Oh honey. I want to go back and hug you for everything you’ve dealt with. You are lovable and you are an amazing person.
You are NOT alone. My home was very similar and I too found out what unconditional love was only after I had my own children. Find your worth and locate that broken little girl inside and love her. Nurture her. Keep her safe. It’s not to late and you are worth the effort. Sherry

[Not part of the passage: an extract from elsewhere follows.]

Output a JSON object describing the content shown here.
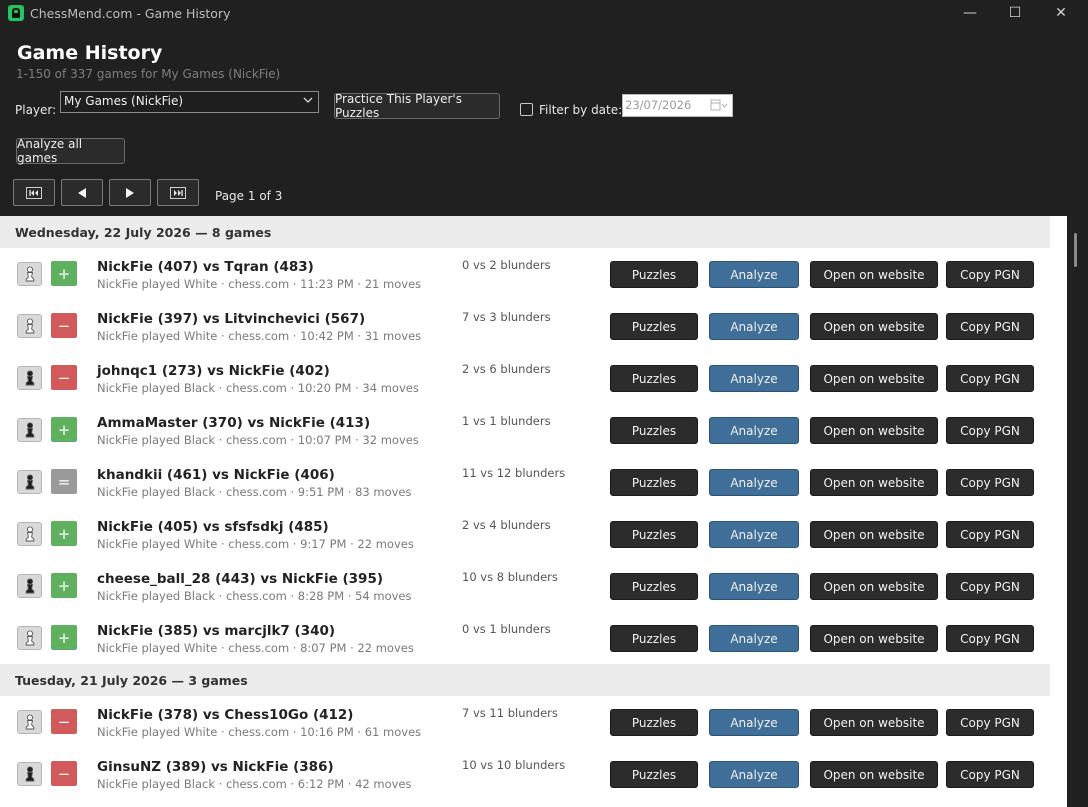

Thank you for having the courage to share your story. I am about your age and have recently gone back to therapy to try to heal and cope with being an adult child of a very cruel narcissistic mother. Your story brought up very similar memories for me, but what I really wanted to say is that you should be so very proud of yourself that you have survived and it sounds like you have become a highly successful functional adult with the ability to love and be loved. Your “mother” failed to ruin you and your life – Please try to remember this – I’m trying the same. I now only refer to my “mother” by her first name when I discuss her – it helps me a lot and I am taking care of myself since I have decided to have absolutely no contact with her – it’s part of my healing process. You and I share very similar experiences – my mother was also an ex-model and told me that if I ever got fat, she would take me to Sears and buy me the ugliest “Husky” boy clothes there. The pain is still there but I’m finally trying to really heal from the 40 plus years of the abuse and insanity. When you say “I know I have the ability to love. I know I was mistreated because I could never treat my own kids that way,” that makes me happy b/c my sister was also able to break the cycle of abuse and raised a beautiful daughter who is about to graduate college. Our “mother’s” attempts to ruin our lives, our relationships and our self-worth has failed! And I believe we really do need to be very proud of that and surround ourselves with those who love and support us, no matter what – b/c unfortunately, we never received that from our “mothers.” My sister always tells me that we were lucky we had 1 good parent (our father) although they divorced when I was very young. He passed away about 3 years ago. It sounds like you are also lucky that you did have 1 parent who tried his best to love you and protect you from your “mother,” but unfortunately, I’m learning that a destructive narcissistic person (like our “mothers”) manipulates in every sense to control all of those around her. I’m sorry for the loss of your father, but for me, I try to focus on how much he truly loved me and accepted me – and I focus on my friends and family who finally understand the cruelty and abuse I went through. It sounds to me that you (and hopefully me) are on the right path for recovery! I wish you the very best! Remember – she can’t hurt us anymore – only if we allow it and I refuse to allow it anymore. Michael